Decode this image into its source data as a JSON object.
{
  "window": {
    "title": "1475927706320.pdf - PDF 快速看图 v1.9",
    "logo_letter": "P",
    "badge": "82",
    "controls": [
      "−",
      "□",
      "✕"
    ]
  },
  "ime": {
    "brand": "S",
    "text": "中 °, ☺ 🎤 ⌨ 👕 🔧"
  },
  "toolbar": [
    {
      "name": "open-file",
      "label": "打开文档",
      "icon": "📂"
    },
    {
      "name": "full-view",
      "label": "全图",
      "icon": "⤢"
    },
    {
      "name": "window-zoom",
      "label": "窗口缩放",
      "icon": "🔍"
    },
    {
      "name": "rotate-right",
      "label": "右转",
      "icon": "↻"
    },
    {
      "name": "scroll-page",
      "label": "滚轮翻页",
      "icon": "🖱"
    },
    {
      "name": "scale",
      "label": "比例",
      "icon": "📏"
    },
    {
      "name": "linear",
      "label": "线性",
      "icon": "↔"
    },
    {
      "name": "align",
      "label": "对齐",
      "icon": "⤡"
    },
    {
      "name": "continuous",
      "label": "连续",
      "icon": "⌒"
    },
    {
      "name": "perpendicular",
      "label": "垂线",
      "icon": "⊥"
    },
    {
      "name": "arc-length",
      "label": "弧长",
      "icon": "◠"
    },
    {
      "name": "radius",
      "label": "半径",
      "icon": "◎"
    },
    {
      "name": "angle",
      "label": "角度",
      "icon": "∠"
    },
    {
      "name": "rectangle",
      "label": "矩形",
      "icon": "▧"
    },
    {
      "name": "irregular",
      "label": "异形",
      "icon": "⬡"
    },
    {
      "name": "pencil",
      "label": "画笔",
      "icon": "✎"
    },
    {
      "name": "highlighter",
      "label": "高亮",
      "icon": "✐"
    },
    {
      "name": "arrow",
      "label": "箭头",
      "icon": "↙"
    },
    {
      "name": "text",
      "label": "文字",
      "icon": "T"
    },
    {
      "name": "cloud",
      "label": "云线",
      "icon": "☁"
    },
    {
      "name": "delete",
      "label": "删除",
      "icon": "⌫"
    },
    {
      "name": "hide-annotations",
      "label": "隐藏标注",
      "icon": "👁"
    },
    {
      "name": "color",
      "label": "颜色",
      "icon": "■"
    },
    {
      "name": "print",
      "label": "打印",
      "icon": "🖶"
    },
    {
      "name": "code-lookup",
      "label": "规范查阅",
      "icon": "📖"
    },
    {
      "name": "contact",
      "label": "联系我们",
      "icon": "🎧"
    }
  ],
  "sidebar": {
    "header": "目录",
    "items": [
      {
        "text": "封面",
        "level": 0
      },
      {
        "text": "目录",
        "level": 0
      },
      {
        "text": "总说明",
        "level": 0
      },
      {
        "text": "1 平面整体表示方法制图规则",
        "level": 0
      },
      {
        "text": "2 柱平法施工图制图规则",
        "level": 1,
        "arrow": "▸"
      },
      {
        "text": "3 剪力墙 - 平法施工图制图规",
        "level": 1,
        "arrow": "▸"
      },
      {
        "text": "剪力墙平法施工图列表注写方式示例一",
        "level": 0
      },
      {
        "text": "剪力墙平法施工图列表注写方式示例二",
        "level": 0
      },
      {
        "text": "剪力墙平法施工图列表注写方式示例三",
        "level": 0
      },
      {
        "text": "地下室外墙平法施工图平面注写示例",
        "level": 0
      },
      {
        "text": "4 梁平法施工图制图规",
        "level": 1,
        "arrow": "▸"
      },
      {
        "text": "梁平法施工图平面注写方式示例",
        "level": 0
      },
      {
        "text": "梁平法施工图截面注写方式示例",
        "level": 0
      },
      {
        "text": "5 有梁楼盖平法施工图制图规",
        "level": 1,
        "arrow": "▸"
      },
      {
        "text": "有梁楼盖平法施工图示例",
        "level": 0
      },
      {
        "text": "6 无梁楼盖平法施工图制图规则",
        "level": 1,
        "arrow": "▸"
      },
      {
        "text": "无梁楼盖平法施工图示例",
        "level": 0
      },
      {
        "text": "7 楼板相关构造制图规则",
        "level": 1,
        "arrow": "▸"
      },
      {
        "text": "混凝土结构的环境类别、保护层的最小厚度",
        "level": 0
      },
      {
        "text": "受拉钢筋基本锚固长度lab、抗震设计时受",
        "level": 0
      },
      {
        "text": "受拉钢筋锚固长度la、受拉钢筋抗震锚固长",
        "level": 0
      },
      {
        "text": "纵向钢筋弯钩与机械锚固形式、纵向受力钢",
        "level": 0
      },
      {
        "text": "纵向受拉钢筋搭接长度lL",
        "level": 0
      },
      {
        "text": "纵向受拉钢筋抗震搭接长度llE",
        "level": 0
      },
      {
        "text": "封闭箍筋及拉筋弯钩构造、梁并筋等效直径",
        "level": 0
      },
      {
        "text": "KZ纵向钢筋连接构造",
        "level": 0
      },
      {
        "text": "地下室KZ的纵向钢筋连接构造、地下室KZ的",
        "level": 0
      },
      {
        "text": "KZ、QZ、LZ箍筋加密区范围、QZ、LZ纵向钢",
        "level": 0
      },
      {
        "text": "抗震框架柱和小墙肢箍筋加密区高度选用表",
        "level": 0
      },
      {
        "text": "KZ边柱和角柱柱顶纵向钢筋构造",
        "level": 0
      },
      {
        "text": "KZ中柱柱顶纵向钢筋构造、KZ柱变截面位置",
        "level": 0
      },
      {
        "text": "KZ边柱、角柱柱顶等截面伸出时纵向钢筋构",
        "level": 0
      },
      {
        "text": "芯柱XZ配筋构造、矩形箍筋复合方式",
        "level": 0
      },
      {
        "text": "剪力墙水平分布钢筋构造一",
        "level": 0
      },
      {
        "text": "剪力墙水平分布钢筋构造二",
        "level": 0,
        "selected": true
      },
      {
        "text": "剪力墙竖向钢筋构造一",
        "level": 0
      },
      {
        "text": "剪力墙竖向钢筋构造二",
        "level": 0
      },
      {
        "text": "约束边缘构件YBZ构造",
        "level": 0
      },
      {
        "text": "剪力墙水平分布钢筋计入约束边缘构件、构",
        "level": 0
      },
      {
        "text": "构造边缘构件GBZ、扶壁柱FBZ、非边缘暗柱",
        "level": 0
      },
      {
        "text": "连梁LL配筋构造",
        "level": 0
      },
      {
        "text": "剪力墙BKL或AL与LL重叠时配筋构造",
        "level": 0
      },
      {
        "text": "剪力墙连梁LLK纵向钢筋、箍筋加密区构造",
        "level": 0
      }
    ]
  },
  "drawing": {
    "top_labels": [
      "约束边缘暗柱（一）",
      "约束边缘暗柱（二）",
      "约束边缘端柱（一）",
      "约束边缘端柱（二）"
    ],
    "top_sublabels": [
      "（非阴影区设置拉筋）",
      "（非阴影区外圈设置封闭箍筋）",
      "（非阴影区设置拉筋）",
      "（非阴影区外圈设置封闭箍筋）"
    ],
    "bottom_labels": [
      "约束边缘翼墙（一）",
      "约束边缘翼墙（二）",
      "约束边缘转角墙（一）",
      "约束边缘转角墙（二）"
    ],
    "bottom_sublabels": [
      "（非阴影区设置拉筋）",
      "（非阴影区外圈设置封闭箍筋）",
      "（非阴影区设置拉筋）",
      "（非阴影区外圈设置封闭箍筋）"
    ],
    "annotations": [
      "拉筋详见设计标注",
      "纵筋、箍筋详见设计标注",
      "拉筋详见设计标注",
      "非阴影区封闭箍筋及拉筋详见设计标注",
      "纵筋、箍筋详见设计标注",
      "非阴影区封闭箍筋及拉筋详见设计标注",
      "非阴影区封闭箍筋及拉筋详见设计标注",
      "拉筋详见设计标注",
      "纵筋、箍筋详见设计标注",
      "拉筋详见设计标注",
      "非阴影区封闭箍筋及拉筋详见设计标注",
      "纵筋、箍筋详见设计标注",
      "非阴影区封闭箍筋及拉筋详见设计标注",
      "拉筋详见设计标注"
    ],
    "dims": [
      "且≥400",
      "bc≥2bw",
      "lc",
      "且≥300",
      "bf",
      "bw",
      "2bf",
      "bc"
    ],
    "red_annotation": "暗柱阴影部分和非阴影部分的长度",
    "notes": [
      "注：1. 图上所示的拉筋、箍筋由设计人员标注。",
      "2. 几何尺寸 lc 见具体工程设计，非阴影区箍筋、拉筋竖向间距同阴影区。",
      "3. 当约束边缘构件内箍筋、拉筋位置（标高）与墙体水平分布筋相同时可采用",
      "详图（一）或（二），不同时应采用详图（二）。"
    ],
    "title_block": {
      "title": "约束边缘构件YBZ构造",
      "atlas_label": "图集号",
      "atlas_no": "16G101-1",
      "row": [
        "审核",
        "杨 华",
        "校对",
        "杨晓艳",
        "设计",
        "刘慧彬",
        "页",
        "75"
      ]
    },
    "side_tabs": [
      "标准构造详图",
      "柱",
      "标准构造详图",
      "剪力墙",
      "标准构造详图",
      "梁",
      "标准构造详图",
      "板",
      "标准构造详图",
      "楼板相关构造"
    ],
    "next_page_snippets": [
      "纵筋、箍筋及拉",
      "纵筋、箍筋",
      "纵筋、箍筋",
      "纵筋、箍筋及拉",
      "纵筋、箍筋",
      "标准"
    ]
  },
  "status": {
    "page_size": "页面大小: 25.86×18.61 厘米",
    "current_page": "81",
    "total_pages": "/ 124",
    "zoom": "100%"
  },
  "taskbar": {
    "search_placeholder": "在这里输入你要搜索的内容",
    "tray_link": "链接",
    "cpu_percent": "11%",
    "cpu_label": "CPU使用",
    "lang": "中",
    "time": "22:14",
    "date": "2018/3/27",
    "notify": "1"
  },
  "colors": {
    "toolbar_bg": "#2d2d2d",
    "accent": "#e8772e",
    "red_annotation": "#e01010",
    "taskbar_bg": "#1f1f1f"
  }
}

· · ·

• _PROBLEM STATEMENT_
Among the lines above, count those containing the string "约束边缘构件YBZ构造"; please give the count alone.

• _WRITTEN ANSWER_
2